Nine years ago, Mandela Washington Fellow Arikawe Adeolu Oluseyi was fresh out of medical school when he became the sole physician in a village hospital. He was overwhelmed managing the facility’s 60 beds in a remote part of Nigeria.
“I needed other health professionals that [were] not doctors to assist in the job,” he says.
Sub-Saharan Africa has the greatest burden of disease of any region in the world, yet there are only 14 health professionals for every 10,000 people. Public health workers, especially those embedded in communities, can help fill that gap.
What is a public health professional?
Behind the doctors and nurses that treat the sick are the civil servants and volunteers that prevent disease outbreaks or the onset of chronic illness. Public health workers monitor and maintain a community’s collective health through public outreach, policy recommendations and education initiatives that encourage citizens to adopt better health practices.
What do they do?
Their efforts go beyond encouraging children to wash their hands (though that could be part of a broader campaign to fight contagious diseases). Public health officials address a range of health issues from childhood nutrition to HIV testing. They use their acumen as communicators, organizers, policymakers, researchers and educators to improve community well-being.
|10 Essential Public Health Services
The 10 Essential Public Health Services chart outlines the duties of a public health system. The list was created by a coalition of American public health agencies in 1994 in an effort to better organize and define public health efforts in the United States. The World Health Organization later used it as a blueprint for its own list of obligations for public health workers worldwide.
How are they different from doctors?
Doctors and public health officers are partners, not competitors, in the medical system. They play distinct yet complementary roles.
|Clinical Health||Public Health|
|Treats individuals, has a roster of patients||Treats populations, cares for communities|
|Heals disease and injury||Prevents disease and injury|
|Prescribes and administers medicine, performs medical procedures||Writes and enacts policy, conducts outreach and educational campaigns|
|Looks at the body||Looks at the environment and social networks|
|Requires a medical degree||Requires specialized knowledge in health and practical training|
Why are they important?
Public health expert Sonia Sachs is “absolutely convinced” that if Liberia had had a network of trained community health workers in early 2014, then the Ebola epidemic might have been contained earlier.

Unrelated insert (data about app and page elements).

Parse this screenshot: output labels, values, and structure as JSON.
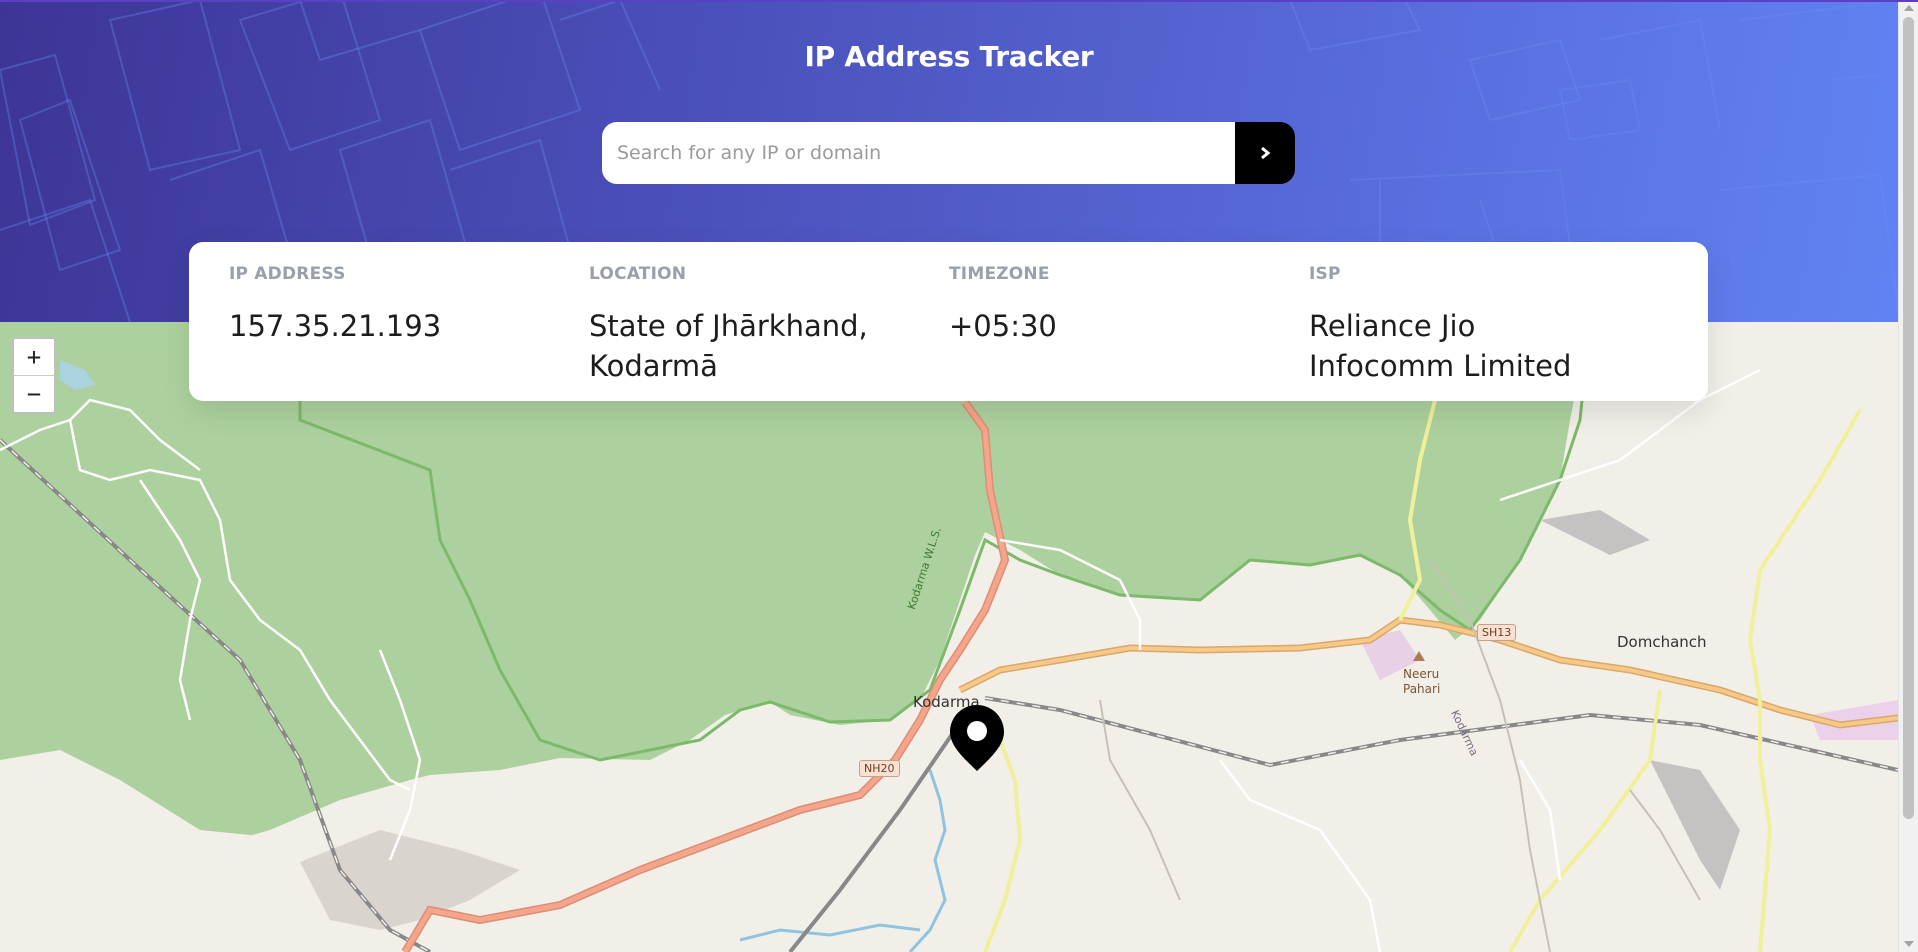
{
  "header": {
    "title": "IP Address Tracker",
    "search_placeholder": "Search for any IP or domain",
    "submit_icon": "chevron-right-icon"
  },
  "info": {
    "ip_address": {
      "label": "IP ADDRESS",
      "value": "157.35.21.193"
    },
    "location": {
      "label": "LOCATION",
      "value": "State of Jhārkhand, Kodarmā"
    },
    "timezone": {
      "label": "TIMEZONE",
      "value": "+05:30"
    },
    "isp": {
      "label": "ISP",
      "value": "Reliance Jio Infocomm Limited"
    }
  },
  "map": {
    "zoom_in": "+",
    "zoom_out": "−",
    "labels": {
      "kodarma": "Kodarma",
      "domchanch": "Domchanch",
      "neeru_pahari_1": "Neeru",
      "neeru_pahari_2": "Pahari",
      "kodarma_wls": "Kodarma W.L.S.",
      "kodarma_river": "Kodarma"
    },
    "shields": {
      "nh20": "NH20",
      "sh13": "SH13"
    },
    "marker_icon": "location-pin-icon",
    "colors": {
      "forest": "#add19e",
      "forest_border": "#7cb96a",
      "primary_road": "#f4a58a",
      "secondary_road": "#f7c887",
      "tertiary_road": "#f0f09a",
      "railway": "#888888",
      "water": "#8fc3e0",
      "land": "#f2efe9"
    }
  },
  "colors": {
    "header_gradient_start": "#3d3596",
    "header_gradient_end": "#6184f3",
    "button_bg": "#000000",
    "label_gray": "#9a9fad"
  }
}
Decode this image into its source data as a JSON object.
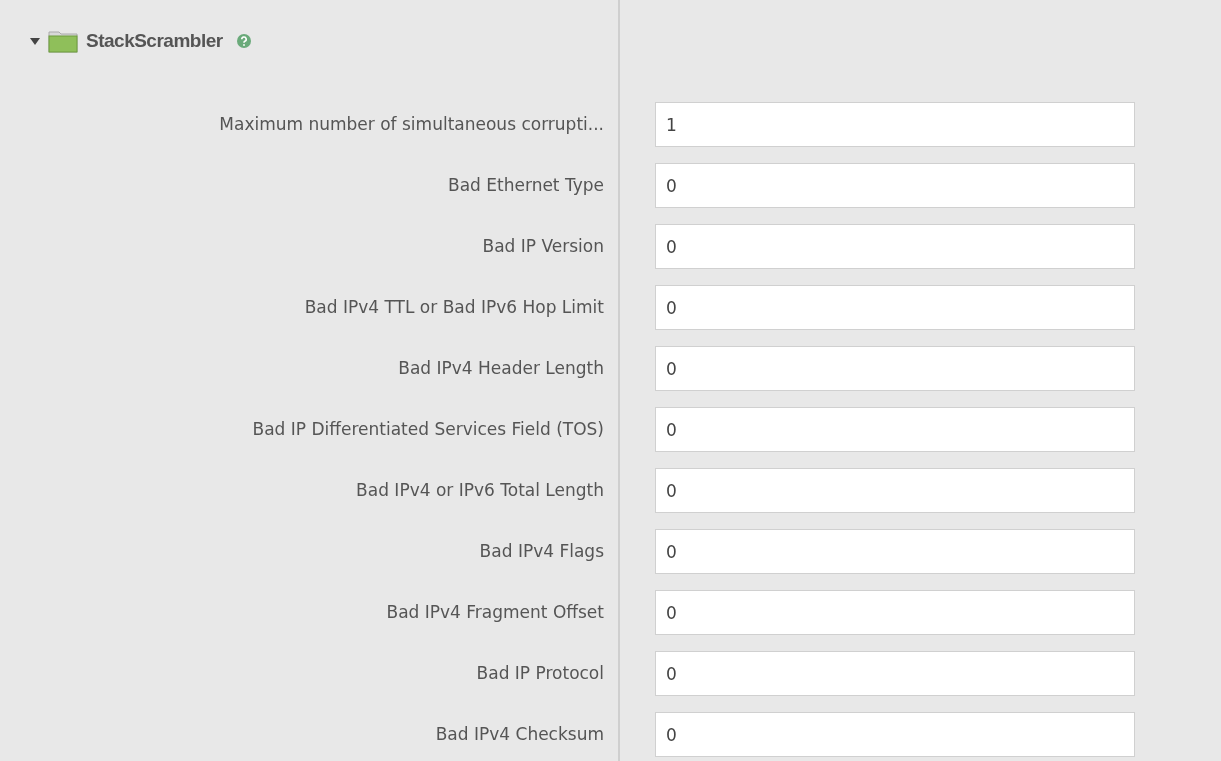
{
  "section": {
    "title": "StackScrambler",
    "expanded": true
  },
  "fields": [
    {
      "label": "Maximum number of simultaneous corrupti...",
      "value": "1"
    },
    {
      "label": "Bad Ethernet Type",
      "value": "0"
    },
    {
      "label": "Bad IP Version",
      "value": "0"
    },
    {
      "label": "Bad IPv4 TTL or Bad IPv6 Hop Limit",
      "value": "0"
    },
    {
      "label": "Bad IPv4 Header Length",
      "value": "0"
    },
    {
      "label": "Bad IP Differentiated Services Field (TOS)",
      "value": "0"
    },
    {
      "label": "Bad IPv4 or IPv6 Total Length",
      "value": "0"
    },
    {
      "label": "Bad IPv4 Flags",
      "value": "0"
    },
    {
      "label": "Bad IPv4 Fragment Offset",
      "value": "0"
    },
    {
      "label": "Bad IP Protocol",
      "value": "0"
    },
    {
      "label": "Bad IPv4 Checksum",
      "value": "0"
    }
  ]
}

The thought drives her work with the 1 Million Community Health Workers project, a multinational campaign she founded to bring health workers to rural, underserved communities across sub-Saharan Africa.
While thousands of public health workers were put to work across communities in response to the Ebola crisis, those that remain continue to provide necessary care for villages far removed from regular medical services.
In early 2016, Ghana’s ministry of health and ministry of labor partnered with 1 Million Community Health Workers to train and deploy 20,000 previously unemployed youth to communities across the country in need of public health professionals. The workers are armed with smartphones to collect data on their work and their patients’ health in real time. Sachs is looking forward to having solid evidence in favor of putting a public health worker in every community.
“They’re not only a good enough patch to cover what is missing — the gap in doctors and nurses,” she says, “but they have an absolute advantage because they live in their communities.”